Printer manufacturer Lexmark has won an appeal on the third-party US resale of its printer cartridges originally destined for markets outside North America. The appeals court ruled in a 10-2 vote in favor of Lexmark's demand to stop the sale and against Impression Products, both on the toner cartridge resale matter, as well as a related matter regarding overturning the reseller's refilling one-use cartridges and selling those in the US market. The ruling has ramifications in the tech industry, as well as the pharmaceutical and medical technology markets. Impression Products promises an appeal before the supreme court. http://reut.rs/1SLVmmG
AT&T expands BOGO promo to iPhone 6s
Beginning today, new and existing AT&T customers can purchase a new iPhone 6s and get another one free when adding a second line. Over the weekend, customers must purchase two phones through AT&T Next (one can be an existing number), and add both phones to a qualified plan. AT&T notes that "after three bill cycles or less" the account will start to receive up to $650 spread out over 30 monthly bill credits to offset the cost of the installment plan for the phone. Taxes are due at time of sale. http://soc.att.com/1SLUP4k

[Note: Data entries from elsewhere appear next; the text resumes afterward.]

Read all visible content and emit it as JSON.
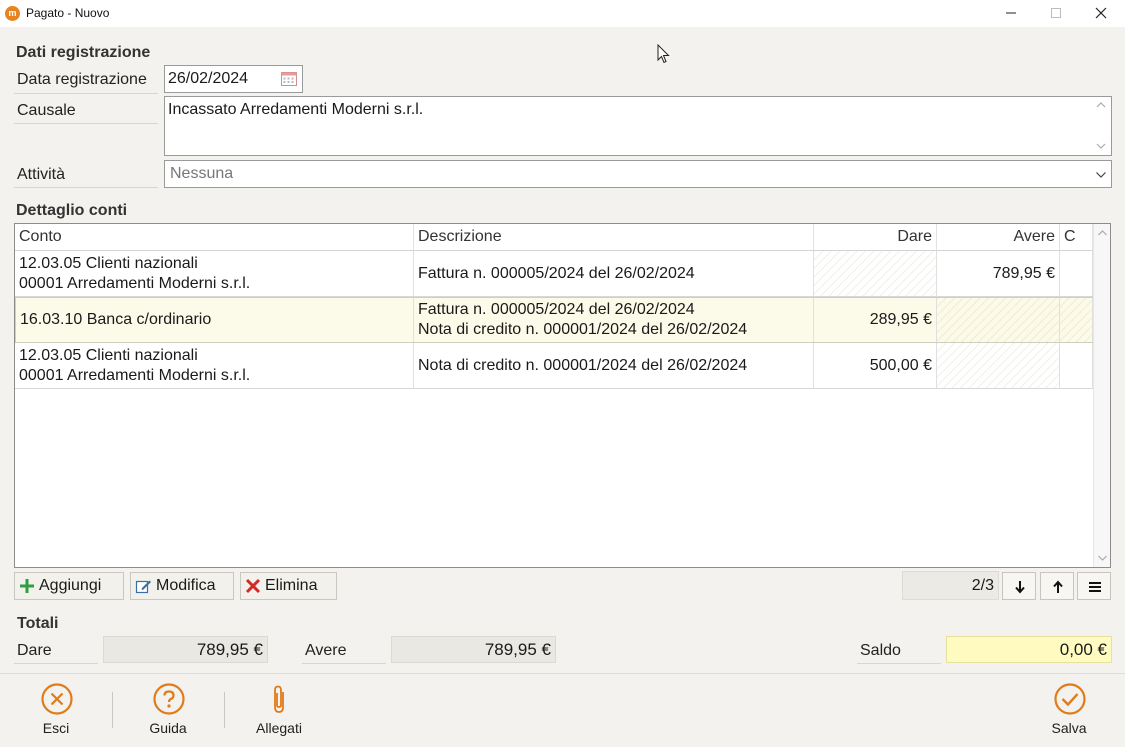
{
  "window": {
    "title": "Pagato - Nuovo",
    "app_icon": "m"
  },
  "registration": {
    "section_title": "Dati registrazione",
    "date_label": "Data registrazione",
    "date_value": "26/02/2024",
    "causale_label": "Causale",
    "causale_value": "Incassato Arredamenti Moderni s.r.l.",
    "activity_label": "Attività",
    "activity_value": "Nessuna"
  },
  "accounts": {
    "section_title": "Dettaglio conti",
    "columns": {
      "conto": "Conto",
      "descrizione": "Descrizione",
      "dare": "Dare",
      "avere": "Avere",
      "c": "C"
    },
    "rows": [
      {
        "conto_line1": "12.03.05 Clienti nazionali",
        "conto_line2": "00001 Arredamenti Moderni s.r.l.",
        "desc_line1": "Fattura n. 000005/2024 del 26/02/2024",
        "desc_line2": "",
        "dare": "",
        "avere": "789,95 €"
      },
      {
        "conto_line1": "16.03.10 Banca c/ordinario",
        "conto_line2": "",
        "desc_line1": "Fattura n. 000005/2024 del 26/02/2024",
        "desc_line2": "Nota di credito n. 000001/2024 del 26/02/2024",
        "dare": "289,95 €",
        "avere": ""
      },
      {
        "conto_line1": "12.03.05 Clienti nazionali",
        "conto_line2": "00001 Arredamenti Moderni s.r.l.",
        "desc_line1": "Nota di credito n. 000001/2024 del 26/02/2024",
        "desc_line2": "",
        "dare": "500,00 €",
        "avere": ""
      }
    ],
    "selected_row": 2
  },
  "toolbar": {
    "add": "Aggiungi",
    "edit": "Modifica",
    "delete": "Elimina",
    "pager": "2/3"
  },
  "totals": {
    "section_title": "Totali",
    "dare_label": "Dare",
    "dare_value": "789,95 €",
    "avere_label": "Avere",
    "avere_value": "789,95 €",
    "saldo_label": "Saldo",
    "saldo_value": "0,00 €"
  },
  "footer": {
    "exit": "Esci",
    "help": "Guida",
    "attachments": "Allegati",
    "save": "Salva"
  },
  "colors": {
    "accent": "#e07b1a",
    "selected_row": "#fcfae8",
    "saldo_bg": "#fffbc0",
    "add_green": "#2ea043",
    "delete_red": "#d62828"
  }
}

Google prevails in UK street mapping case
Possibly setting the stage for other court battles in the UK, a High Court fight between Google and StreetMap.EU has concluded in Google's favor. StreetMap.EU claimed that Google's dominance in the field destroyed the 20-year-old firm's business, when Google started promoting its own service in search results over the older company's -- the judge disagreed. Commercial director Kate Sutton said after the judgment that "StreetMap has been frozen in time; because of what Google did, StreetMap has not been able to properly invest in the website since 2007." An appeal is planned. http://bloom.bg/1KKhECt
TestFlight updated for iOS, watchOS
Apple on Thursday updated its developer-oriented TestFlight software to version 1.3.2 for compatibility with apps being developed for iOS 9.3 watchOS 2.2, along with the usual "stability and performance improvements." Some developers, however, are still reporting some issues loading beta apps onto the watchOS 2.2 beta. The latest beta for developers was released on Monday, and is available through the App Store or Apple's developer portal. [3.60MB] http://apple.co/1PQ64pF
CBS: No recent streaming conversations with Apple
CBS CEO Les Moonves has made remarks, casting doubt on a launch of Apple's live streaming television service. In interviews this week, the executive said regarding negotiations with Apple that "we had conversations awhile back, and we haven't had recent conversations with them," adding that "the phone is always ringing" regarding similar services, but not with Apple on the line. http://cnnmon.ie/1PptJM6
Complex date setting bug crashes 64-bit iOS device
A serious bug has been spotted with iOS devices running iOS 8 or newer, with a 64-bit processor. If a user disables auto-check time, and manually sets the date of a device back to as far as it will go, then again to January 1, 1970, and finally rebooting, the iPhone is crashed, perhaps terminally. The bug affects the iPhone 5s and newer devices, running a processor from the A7 and up. Theories abound as to the cause of the crash, but the most credible seems to be a clock set to less than an arbitrary "zero" date, causing all manners of routines relying on the time setting to fail during startup. http://bit.ly/1TV6psS